What to do: For each line below that contains the word "icon", return that line.

==== Provided information ====

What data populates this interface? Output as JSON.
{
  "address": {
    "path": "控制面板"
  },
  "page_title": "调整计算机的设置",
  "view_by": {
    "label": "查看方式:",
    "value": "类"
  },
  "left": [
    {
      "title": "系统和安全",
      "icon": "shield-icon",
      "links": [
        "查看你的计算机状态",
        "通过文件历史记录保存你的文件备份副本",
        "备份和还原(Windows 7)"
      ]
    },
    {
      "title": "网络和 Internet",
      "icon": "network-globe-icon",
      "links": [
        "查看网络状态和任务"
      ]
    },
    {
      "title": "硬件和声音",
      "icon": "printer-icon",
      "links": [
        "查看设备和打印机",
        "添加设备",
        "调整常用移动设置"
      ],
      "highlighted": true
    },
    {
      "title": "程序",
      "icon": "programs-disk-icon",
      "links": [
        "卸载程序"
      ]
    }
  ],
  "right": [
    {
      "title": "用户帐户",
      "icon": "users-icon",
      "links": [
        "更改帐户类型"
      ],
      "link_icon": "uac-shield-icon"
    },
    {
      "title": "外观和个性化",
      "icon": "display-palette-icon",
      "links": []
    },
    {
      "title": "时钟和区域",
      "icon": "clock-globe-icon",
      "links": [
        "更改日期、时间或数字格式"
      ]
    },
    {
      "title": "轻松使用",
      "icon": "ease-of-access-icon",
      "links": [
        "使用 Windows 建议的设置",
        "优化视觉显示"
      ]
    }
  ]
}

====

Answer:
      "icon": "shield-icon",
      "icon": "network-globe-icon",
      "icon": "printer-icon",
      "icon": "programs-disk-icon",
      "icon": "users-icon",
      "link_icon": "uac-shield-icon"
      "icon": "display-palette-icon",
      "icon": "clock-globe-icon",
      "icon": "ease-of-access-icon",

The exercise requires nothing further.